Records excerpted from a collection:

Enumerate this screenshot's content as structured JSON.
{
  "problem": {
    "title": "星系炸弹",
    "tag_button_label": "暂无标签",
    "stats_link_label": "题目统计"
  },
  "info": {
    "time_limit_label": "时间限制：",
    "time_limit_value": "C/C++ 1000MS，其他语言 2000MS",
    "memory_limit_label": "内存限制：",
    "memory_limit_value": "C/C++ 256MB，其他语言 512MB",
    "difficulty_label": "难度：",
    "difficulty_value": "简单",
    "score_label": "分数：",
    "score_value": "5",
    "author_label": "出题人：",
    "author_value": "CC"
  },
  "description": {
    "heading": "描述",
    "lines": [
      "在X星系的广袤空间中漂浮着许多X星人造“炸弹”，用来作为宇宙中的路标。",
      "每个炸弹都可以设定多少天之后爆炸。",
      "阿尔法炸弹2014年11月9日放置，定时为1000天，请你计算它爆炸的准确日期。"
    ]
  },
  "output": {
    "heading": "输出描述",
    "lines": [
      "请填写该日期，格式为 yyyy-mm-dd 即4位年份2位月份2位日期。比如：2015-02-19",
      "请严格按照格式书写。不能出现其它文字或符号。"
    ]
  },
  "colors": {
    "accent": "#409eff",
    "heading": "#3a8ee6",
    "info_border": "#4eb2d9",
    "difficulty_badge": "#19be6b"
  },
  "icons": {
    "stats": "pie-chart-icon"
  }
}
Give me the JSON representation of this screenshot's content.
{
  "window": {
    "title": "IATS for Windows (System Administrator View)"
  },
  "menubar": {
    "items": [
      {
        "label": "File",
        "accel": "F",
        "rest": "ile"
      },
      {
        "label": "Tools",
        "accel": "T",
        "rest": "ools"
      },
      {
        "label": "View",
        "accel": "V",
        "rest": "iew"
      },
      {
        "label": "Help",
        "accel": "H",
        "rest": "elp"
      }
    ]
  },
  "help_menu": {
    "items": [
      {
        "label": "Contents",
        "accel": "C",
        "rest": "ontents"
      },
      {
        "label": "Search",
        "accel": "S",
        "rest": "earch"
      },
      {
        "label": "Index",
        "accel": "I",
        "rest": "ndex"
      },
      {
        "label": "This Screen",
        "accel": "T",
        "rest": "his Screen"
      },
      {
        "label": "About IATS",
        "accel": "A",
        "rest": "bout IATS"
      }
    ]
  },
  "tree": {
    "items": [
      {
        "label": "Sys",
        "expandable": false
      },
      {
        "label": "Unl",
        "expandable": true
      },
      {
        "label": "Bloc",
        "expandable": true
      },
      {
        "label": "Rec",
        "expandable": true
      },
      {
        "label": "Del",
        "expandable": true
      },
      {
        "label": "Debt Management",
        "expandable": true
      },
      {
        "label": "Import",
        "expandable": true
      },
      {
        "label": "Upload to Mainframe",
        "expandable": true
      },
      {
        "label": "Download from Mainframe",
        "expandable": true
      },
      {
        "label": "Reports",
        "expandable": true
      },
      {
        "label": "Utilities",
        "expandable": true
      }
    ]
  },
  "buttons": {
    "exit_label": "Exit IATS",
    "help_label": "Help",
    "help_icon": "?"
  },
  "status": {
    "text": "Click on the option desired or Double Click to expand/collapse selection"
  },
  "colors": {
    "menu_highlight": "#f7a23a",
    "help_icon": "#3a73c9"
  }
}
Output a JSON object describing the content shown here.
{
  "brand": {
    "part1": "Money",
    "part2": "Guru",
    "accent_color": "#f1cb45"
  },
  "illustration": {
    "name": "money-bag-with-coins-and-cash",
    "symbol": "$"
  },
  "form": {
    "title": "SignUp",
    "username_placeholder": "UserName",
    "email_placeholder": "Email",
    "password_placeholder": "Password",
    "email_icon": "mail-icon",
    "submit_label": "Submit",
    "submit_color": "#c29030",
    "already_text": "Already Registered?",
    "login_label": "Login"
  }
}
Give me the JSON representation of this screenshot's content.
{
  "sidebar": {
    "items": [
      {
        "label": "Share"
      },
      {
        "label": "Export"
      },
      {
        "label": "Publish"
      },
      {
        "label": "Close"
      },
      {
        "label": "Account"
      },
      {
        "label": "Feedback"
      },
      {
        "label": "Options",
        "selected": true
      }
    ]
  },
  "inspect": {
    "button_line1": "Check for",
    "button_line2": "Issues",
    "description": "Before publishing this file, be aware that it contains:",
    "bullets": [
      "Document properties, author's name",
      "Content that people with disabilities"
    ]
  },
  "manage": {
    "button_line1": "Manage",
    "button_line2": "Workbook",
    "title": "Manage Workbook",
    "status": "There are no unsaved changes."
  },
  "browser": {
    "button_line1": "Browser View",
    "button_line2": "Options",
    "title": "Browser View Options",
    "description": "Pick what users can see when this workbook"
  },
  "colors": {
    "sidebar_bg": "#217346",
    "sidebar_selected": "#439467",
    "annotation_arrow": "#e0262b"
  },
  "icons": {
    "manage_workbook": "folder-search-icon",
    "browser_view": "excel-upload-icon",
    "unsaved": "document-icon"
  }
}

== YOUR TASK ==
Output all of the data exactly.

== RESPONSE TO THE EXERCISE ==
Enumerate this screenshot's content as structured JSON.
{
  "problem": {
    "title": "星系炸弹",
    "tag_button_label": "暂无标签",
    "stats_link_label": "题目统计"
  },
  "info": {
    "time_limit_label": "时间限制：",
    "time_limit_value": "C/C++ 1000MS，其他语言 2000MS",
    "memory_limit_label": "内存限制：",
    "memory_limit_value": "C/C++ 256MB，其他语言 512MB",
    "difficulty_label": "难度：",
    "difficulty_value": "简单",
    "score_label": "分数：",
    "score_value": "5",
    "author_label": "出题人：",
    "author_value": "CC"
  },
  "description": {
    "heading": "描述",
    "lines": [
      "在X星系的广袤空间中漂浮着许多X星人造“炸弹”，用来作为宇宙中的路标。",
      "每个炸弹都可以设定多少天之后爆炸。",
      "阿尔法炸弹2014年11月9日放置，定时为1000天，请你计算它爆炸的准确日期。"
    ]
  },
  "output": {
    "heading": "输出描述",
    "lines": [
      "请填写该日期，格式为 yyyy-mm-dd 即4位年份2位月份2位日期。比如：2015-02-19",
      "请严格按照格式书写。不能出现其它文字或符号。"
    ]
  },
  "colors": {
    "accent": "#409eff",
    "heading": "#3a8ee6",
    "info_border": "#4eb2d9",
    "difficulty_badge": "#19be6b"
  },
  "icons": {
    "stats": "pie-chart-icon"
  }
}
Give me the JSON representation of this screenshot's content.
{
  "window": {
    "title": "IATS for Windows (System Administrator View)"
  },
  "menubar": {
    "items": [
      {
        "label": "File",
        "accel": "F",
        "rest": "ile"
      },
      {
        "label": "Tools",
        "accel": "T",
        "rest": "ools"
      },
      {
        "label": "View",
        "accel": "V",
        "rest": "iew"
      },
      {
        "label": "Help",
        "accel": "H",
        "rest": "elp"
      }
    ]
  },
  "help_menu": {
    "items": [
      {
        "label": "Contents",
        "accel": "C",
        "rest": "ontents"
      },
      {
        "label": "Search",
        "accel": "S",
        "rest": "earch"
      },
      {
        "label": "Index",
        "accel": "I",
        "rest": "ndex"
      },
      {
        "label": "This Screen",
        "accel": "T",
        "rest": "his Screen"
      },
      {
        "label": "About IATS",
        "accel": "A",
        "rest": "bout IATS"
      }
    ]
  },
  "tree": {
    "items": [
      {
        "label": "Sys",
        "expandable": false
      },
      {
        "label": "Unl",
        "expandable": true
      },
      {
        "label": "Bloc",
        "expandable": true
      },
      {
        "label": "Rec",
        "expandable": true
      },
      {
        "label": "Del",
        "expandable": true
      },
      {
        "label": "Debt Management",
        "expandable": true
      },
      {
        "label": "Import",
        "expandable": true
      },
      {
        "label": "Upload to Mainframe",
        "expandable": true
      },
      {
        "label": "Download from Mainframe",
        "expandable": true
      },
      {
        "label": "Reports",
        "expandable": true
      },
      {
        "label": "Utilities",
        "expandable": true
      }
    ]
  },
  "buttons": {
    "exit_label": "Exit IATS",
    "help_label": "Help",
    "help_icon": "?"
  },
  "status": {
    "text": "Click on the option desired or Double Click to expand/collapse selection"
  },
  "colors": {
    "menu_highlight": "#f7a23a",
    "help_icon": "#3a73c9"
  }
}
Output a JSON object describing the content shown here.
{
  "brand": {
    "part1": "Money",
    "part2": "Guru",
    "accent_color": "#f1cb45"
  },
  "illustration": {
    "name": "money-bag-with-coins-and-cash",
    "symbol": "$"
  },
  "form": {
    "title": "SignUp",
    "username_placeholder": "UserName",
    "email_placeholder": "Email",
    "password_placeholder": "Password",
    "email_icon": "mail-icon",
    "submit_label": "Submit",
    "submit_color": "#c29030",
    "already_text": "Already Registered?",
    "login_label": "Login"
  }
}
Give me the JSON representation of this screenshot's content.
{
  "sidebar": {
    "items": [
      {
        "label": "Share"
      },
      {
        "label": "Export"
      },
      {
        "label": "Publish"
      },
      {
        "label": "Close"
      },
      {
        "label": "Account"
      },
      {
        "label": "Feedback"
      },
      {
        "label": "Options",
        "selected": true
      }
    ]
  },
  "inspect": {
    "button_line1": "Check for",
    "button_line2": "Issues",
    "description": "Before publishing this file, be aware that it contains:",
    "bullets": [
      "Document properties, author's name",
      "Content that people with disabilities"
    ]
  },
  "manage": {
    "button_line1": "Manage",
    "button_line2": "Workbook",
    "title": "Manage Workbook",
    "status": "There are no unsaved changes."
  },
  "browser": {
    "button_line1": "Browser View",
    "button_line2": "Options",
    "title": "Browser View Options",
    "description": "Pick what users can see when this workbook"
  },
  "colors": {
    "sidebar_bg": "#217346",
    "sidebar_selected": "#439467",
    "annotation_arrow": "#e0262b"
  },
  "icons": {
    "manage_workbook": "folder-search-icon",
    "browser_view": "excel-upload-icon",
    "unsaved": "document-icon"
  }
}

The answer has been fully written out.